The choice boost: There are broad and growing benefits for virtually all public school students when there are robust private school choices, according to an Education Next analysis of Florida school data. The effect is even more significant for low-income students, a finding that suggests they are helped by the competition, the authors said. Education Next.
Charter CEO appeals: Marcus May, the CEO of a charter school management company who was convicted in 2018 on racketeering and fraud charges and subsequently lost an appeal, is taking his case to the Florida Supreme Court. News Service of Florida.
Around the nation: A Food and Drug Administration advisory panel agreed in a unanimous vote that the benefits of the Pfizer vaccine outweigh any potential risks for children 5 to 11 years old. The dose is one-third as potent as the one given to adults. The recommendation now goes before the FDA for a final vote in a few days. Associated Press.
Opinions on schools: The Florida Senate must reject the appointment of Dr. Joseph Ladapo as surgeon general. He’s criticized the efficacy of COVID vaccines, accused the public health community of scientific dishonesty, backed the governor’s call for a special session to craft laws to fight federal vaccine mandates, fined Leon County $3.5 million for violating a ban on vaccine mandates, passed an emergency rule that emphasizes parental choice over school COVID-19 protocols, and refused to wear a mask when asked to during a meeting with a legislator undergoing cancer treatment.
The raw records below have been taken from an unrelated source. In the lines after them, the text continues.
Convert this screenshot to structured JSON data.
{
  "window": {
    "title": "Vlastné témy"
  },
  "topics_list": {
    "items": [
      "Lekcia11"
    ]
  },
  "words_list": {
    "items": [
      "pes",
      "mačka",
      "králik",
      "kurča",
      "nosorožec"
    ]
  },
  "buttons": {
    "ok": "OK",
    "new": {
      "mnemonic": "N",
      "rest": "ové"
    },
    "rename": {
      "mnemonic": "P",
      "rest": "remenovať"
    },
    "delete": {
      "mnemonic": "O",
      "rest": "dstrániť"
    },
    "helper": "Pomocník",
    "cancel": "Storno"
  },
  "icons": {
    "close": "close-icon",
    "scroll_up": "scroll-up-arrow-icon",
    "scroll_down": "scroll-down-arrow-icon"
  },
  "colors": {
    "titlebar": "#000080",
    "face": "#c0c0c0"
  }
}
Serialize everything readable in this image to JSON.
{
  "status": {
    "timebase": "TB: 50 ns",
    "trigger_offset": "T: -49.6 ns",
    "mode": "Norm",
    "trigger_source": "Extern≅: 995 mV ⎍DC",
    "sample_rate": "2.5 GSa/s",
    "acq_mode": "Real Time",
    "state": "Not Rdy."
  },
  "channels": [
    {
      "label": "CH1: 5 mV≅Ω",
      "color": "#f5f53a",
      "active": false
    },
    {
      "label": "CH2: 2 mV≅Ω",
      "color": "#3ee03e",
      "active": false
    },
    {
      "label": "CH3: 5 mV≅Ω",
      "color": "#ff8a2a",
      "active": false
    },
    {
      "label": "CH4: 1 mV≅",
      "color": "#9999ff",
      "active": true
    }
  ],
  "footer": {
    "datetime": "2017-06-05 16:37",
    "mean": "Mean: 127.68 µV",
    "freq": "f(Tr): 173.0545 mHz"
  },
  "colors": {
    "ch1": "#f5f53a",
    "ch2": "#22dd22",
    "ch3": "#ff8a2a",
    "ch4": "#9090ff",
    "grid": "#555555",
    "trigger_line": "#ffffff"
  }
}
Palm Beach Post. Career pathway programs integrate schools and students with employers and work, putting them on a trajectory to economic and social well-being, informed citizenship, and civic responsibility, laying a foundation for adult success and a lifetime of opportunity. Bruno Manno, reimaginED. Parents have every right to be angry with Florida school boards who treat their children as subjects to be controlled and indoctrinated. School closures, mask mandates, allowing boys to play on girls’ sports teams, and critical race theory have awakened a sleeping giant — parents. We aren’t going away. State Rep. Randy Fine, Florida Politics.